Kuwait is expected to purchase 24 H225M (formerly EC725) Caracal helicopters for roughly €1B/US$1.1B, with an agreement to be reached as quickly as possible. A deal is expected to be finalized at the Paris Air Show this week following a phone call between French President Hollande and Sheikh Sabah Al-Ahmad Al-Jaber Al-Sabah. The Caracal acquisition will expand the Kuwaiti inventory of multi-role rotorcraft, which already contains an aging fleet of three SA-330 Pumas and five AS-332M Super Pumas. The contract has a potentially wide-ranging impact given ongoing discussions between Kuwait, Boeing, and Italy over the purchase of up to 40 F-18 Super Hornets and up to 28 Eurofighters. While a split buy of both fighter jets is a possibility, the €1B Caracal deal could reduce available funds for the Kuwaiti Air Force and force the selection of only one fighter aircraft if excess funding is not immediately available to fulfill the requirement. The contract follows close behind other recent successes for Airbus Helicopters, in particular, the Poland’s selection of the Caracal in April. More broadly, the contract adds to the list of French defense exports, with previous sales of Rafales to Egypt and Qatar.
The DSCA announced on June 10th that South Korea will purchase three more AEGIS combat systems for $1.91b. The AEGIS system will further bolster South Korea’s missile defense capabilities – a stated priority in response to the threat that North Korea poses with its portfolio of ballistic missiles. Already deployed on three Sejong the Great-class destroyers (Sejongdaewang, Yulgok Yi I, and Seoae Ryu Seong-ryong), the deal further cements Western defense contractors in the region and strengthens existing ties between the US and Korean militaries.
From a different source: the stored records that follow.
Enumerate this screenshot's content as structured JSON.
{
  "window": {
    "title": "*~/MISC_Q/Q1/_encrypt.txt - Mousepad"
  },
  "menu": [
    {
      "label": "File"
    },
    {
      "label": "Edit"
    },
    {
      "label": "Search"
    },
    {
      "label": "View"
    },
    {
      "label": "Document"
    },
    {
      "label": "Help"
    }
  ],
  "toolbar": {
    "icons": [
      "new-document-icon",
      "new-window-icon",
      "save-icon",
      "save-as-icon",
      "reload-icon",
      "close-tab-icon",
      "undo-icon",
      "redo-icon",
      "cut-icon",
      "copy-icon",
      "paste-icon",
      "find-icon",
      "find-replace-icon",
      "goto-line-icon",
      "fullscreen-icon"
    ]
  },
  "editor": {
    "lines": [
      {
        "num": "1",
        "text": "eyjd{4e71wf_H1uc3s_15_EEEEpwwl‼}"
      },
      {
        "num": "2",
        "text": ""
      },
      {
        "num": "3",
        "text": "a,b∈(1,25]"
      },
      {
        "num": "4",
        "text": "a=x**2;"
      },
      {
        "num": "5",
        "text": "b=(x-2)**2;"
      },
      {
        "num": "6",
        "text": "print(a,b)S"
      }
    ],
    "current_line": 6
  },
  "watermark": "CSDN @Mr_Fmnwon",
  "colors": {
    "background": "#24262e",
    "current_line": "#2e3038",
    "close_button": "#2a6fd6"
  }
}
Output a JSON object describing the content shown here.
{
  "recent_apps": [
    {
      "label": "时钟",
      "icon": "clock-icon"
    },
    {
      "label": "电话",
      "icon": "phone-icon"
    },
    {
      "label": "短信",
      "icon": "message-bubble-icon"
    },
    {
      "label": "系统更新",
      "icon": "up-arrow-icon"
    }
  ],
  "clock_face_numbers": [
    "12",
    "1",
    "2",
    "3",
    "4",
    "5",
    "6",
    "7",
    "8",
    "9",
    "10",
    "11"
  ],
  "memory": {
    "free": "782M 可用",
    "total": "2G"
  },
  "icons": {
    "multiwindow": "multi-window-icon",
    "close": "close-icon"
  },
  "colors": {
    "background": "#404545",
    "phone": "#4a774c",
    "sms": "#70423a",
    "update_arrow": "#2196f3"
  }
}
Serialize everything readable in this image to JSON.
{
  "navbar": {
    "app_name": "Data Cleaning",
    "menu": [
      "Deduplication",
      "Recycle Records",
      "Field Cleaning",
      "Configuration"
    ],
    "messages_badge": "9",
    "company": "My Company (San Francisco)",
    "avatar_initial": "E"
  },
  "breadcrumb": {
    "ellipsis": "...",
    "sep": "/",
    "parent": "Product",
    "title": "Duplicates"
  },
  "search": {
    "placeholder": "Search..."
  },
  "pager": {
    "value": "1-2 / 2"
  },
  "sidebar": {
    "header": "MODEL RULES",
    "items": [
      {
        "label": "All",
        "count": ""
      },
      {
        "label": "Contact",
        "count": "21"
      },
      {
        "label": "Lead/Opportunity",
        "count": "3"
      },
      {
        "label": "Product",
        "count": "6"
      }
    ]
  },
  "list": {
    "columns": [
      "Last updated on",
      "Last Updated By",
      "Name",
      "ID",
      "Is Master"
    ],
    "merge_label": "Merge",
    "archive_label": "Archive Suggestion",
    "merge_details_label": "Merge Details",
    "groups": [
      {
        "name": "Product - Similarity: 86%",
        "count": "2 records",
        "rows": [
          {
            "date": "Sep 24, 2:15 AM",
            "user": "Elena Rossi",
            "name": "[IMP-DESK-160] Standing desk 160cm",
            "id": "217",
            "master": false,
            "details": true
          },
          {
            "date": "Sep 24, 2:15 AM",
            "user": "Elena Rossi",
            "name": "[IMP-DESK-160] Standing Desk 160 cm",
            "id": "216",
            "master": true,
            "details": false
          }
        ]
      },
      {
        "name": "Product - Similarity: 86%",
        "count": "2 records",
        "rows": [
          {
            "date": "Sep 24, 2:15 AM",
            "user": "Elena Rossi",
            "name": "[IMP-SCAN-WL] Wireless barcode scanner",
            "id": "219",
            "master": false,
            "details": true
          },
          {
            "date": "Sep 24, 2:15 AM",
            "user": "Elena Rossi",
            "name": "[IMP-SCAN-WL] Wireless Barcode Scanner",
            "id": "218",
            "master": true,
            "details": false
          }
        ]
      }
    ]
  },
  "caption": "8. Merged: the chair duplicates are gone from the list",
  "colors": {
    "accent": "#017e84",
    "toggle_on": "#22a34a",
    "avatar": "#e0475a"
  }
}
Though likely to displease both the Chinese and the North Koreans, the sale is nowhere near as contentious as would be a more advanced system like THAAD. While South Korea has publically denied any formal interest in THAAD, China has proactively lobbied South Korea to stay away from any future purchases, citing concerns over the range of its radar and characterizing the system as offensive instead of defensive.